I’ve been reading lots of admissions essays lately. My heart goes out to admissions officers who have to read about 10 times the number of essays I’ve been reviewing and have about one-third of the time.
So imagine the annoyance of an admissions officer when they are reading an essay about someone who is always winning and is always the magical answer to the problem. That doesn’t work.
Matt Clemons, head of admissions at Harvard’s Kennedy School, has a great blog post that is titled “What Not to Do.”
My favorite is the following:
“Do not be afraid to write about past failures or circumstances that have not worked out the way you had hoped. I am not saying you need to absolutely write about things that have not turned out well for one reason or another, but if it helps you to craft a compelling narrative, do not be afraid to include such information/content.

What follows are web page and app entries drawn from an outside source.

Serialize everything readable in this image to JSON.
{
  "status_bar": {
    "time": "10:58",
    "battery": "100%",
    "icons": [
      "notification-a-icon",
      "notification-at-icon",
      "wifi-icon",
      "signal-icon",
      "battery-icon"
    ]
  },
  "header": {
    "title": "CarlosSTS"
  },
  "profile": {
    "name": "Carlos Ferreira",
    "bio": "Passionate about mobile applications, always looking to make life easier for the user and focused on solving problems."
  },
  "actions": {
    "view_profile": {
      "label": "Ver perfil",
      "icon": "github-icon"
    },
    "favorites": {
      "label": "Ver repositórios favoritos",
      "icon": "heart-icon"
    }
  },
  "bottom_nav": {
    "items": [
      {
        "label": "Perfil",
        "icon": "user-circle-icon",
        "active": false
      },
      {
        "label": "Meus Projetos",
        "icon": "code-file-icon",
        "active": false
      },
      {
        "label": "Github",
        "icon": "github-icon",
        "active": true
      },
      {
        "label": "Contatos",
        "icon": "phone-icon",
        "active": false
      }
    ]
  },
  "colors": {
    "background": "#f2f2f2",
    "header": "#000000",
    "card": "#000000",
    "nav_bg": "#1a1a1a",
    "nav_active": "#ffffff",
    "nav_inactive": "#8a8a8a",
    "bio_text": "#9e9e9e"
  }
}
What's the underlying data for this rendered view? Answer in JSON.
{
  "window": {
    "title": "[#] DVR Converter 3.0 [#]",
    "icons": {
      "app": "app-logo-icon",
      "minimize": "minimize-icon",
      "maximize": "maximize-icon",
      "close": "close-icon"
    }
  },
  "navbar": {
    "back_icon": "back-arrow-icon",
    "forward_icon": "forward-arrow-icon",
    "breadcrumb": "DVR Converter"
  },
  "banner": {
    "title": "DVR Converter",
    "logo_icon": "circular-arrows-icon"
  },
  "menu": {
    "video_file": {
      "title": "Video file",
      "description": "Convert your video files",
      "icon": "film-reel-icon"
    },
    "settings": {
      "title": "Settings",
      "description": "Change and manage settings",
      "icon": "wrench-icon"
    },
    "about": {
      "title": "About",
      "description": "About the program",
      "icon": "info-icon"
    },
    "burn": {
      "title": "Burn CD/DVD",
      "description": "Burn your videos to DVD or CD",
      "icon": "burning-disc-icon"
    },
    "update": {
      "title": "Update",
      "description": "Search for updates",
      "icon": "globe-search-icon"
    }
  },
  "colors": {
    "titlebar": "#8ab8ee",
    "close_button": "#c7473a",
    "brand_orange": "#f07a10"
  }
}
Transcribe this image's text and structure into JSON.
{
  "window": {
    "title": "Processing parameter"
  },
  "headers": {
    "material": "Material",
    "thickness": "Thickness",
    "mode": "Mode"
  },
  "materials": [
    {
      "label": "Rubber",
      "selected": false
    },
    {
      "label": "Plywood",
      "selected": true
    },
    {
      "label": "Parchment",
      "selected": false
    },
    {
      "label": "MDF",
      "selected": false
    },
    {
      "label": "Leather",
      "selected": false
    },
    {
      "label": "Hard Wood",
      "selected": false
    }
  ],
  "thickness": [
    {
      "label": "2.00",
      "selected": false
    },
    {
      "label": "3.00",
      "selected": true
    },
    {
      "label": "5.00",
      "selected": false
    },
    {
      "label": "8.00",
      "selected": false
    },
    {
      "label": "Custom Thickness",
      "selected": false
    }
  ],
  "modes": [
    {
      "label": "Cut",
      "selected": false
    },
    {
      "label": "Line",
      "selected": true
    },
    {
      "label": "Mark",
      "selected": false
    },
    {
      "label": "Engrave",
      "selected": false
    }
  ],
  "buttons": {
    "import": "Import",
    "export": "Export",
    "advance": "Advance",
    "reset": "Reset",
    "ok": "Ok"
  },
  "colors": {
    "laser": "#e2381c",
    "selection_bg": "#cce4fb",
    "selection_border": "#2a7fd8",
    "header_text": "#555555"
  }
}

Some applicants erroneously think that they need to appear as “bulletproof” and perfect. Some of the most instructive moments in life come from circumstances that are not ideal.”
In many essay prompts admissions are looking for some sense of who you really are, not some idealized version of a person who is the hero to all situations. This is true not just for MBA applications, but for Masters of Public Administration, Real Estate, Health Management, and other professional programs. I see this especially in the “constructive feedback” sections of the recommendation form. Some of these are eye-roll worthy.
It’s OK to be human. In fact, my experience shows that real people have more success. These are the ones who share some of their doubts and fears or the fact that they are a work-in-process.
It might mean that you end up showing that you aren’t perfect, or as Matt Clemons says, “bulletproof.” That would be what they call authentic.
Looking for more on authenticity? Try these articles